Strengths of our study include standardized and validated protocols in a large multi-ethnic population, measurement of traditional as well as novel risk factors, and assessment of subclinical CVD in a population free of clinical CVD at baseline. Our study also has limitations. The ABI was measured only once at baseline. However, test/retest reliability is good, with a mean error of about 9% within and between observers (29), and non-systematic misclassification of the ABI at baseline would have biased toward the null hypothesis. Participants were alerted to low (but not high) ABIs, and thus persons with low ABIs may have differentially received new or more aggressive cardiovascular therapy. Here again, any such bias would be toward the null hypothesis. There were only 11 CVD events in the high ABI group, and numbers were inadequate to evaluate the ethnic-specific risk of a high ABI, so these results must be interpreted cautiously.
In a primary prevention population, both a low ABI, diagnostic for PAD, and a high ABI, indicative of MAC and possible PAD, were associated with incident CVD events. High ABI was more strongly associated with stroke than a low ABI. These associations were largely independent of standard CVD risk factors, newer biomarkers, CAC, CIMT and major ECG abnormalities, and did not vary by ethnic group. Given the simplicity and low cost of measuring the ABI, cost-effectiveness analyses for the use of ABI in targeted groups should be a research priority.
This research was supported by contracts N01-HC-95159 through N01-HC-95169 with the National Heart, Lung, and Blood Institute, USA.
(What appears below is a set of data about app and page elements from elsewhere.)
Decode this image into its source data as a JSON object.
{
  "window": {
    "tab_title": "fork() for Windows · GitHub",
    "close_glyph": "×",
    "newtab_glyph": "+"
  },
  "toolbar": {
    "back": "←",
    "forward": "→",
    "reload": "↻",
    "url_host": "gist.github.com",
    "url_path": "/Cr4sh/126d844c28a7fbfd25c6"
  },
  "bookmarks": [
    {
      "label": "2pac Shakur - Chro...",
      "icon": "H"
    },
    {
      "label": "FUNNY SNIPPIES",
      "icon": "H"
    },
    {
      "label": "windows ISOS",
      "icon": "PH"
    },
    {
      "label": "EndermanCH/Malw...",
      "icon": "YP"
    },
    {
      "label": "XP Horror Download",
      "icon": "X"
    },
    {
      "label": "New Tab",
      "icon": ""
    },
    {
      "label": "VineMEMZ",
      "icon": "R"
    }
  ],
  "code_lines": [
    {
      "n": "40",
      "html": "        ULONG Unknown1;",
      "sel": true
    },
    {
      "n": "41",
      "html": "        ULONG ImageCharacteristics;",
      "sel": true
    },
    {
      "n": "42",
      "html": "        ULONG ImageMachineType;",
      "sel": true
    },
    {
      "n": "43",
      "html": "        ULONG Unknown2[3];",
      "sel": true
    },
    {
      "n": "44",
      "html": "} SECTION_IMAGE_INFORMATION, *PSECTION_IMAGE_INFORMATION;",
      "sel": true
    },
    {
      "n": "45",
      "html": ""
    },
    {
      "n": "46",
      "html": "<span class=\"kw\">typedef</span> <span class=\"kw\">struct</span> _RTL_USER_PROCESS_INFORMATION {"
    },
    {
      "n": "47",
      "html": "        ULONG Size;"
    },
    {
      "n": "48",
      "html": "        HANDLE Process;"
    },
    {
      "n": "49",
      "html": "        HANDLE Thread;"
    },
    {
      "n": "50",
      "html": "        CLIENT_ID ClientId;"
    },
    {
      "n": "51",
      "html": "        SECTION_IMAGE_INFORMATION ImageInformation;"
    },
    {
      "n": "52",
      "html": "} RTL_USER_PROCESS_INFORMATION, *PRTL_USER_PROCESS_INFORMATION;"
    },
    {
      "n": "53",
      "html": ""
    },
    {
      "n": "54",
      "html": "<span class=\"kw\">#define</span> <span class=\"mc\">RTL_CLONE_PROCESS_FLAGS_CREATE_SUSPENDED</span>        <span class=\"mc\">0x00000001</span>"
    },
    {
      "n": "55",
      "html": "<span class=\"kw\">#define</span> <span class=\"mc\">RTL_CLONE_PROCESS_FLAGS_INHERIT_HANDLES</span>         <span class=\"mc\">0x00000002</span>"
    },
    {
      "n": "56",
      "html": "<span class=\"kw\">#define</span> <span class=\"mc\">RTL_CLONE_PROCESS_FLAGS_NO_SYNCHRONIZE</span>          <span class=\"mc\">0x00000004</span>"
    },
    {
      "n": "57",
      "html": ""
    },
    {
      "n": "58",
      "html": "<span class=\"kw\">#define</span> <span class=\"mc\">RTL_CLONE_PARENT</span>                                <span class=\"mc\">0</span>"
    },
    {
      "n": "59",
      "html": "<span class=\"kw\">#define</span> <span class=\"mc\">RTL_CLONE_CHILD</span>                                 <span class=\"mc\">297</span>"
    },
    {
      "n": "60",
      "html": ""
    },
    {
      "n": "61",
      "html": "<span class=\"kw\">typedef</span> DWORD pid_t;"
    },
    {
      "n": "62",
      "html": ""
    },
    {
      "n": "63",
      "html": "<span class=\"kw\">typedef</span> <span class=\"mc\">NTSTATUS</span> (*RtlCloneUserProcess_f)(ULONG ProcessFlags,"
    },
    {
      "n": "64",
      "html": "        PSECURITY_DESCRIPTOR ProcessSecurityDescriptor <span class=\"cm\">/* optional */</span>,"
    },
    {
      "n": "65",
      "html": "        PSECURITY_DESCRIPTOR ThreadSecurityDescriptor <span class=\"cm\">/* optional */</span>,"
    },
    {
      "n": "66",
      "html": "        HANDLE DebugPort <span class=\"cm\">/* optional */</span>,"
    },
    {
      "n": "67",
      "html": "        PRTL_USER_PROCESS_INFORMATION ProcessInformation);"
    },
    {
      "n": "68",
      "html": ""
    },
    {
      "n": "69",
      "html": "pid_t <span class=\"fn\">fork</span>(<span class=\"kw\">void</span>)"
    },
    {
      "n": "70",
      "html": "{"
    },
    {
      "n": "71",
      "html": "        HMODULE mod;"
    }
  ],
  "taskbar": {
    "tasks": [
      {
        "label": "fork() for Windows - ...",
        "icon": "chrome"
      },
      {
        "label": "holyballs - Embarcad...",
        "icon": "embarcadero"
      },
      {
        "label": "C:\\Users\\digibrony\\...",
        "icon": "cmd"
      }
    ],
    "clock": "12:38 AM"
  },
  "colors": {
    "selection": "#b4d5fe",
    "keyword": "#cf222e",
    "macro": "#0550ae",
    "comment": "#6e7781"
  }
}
Conflict of Interest Statement: There are no financial conflicts of interest to disclose.
Publisher's Disclaimer: This is a PDF file of an unedited manuscript that has been accepted for publication. As a service to our customers we are providing this early version of the manuscript. The manuscript will undergo copyediting, typesetting, and review of the resulting proof before it is published in its final citable form. Please note that during the production process errors may be discovered which could affect the content, and all legal disclaimers that apply to the journal pertain.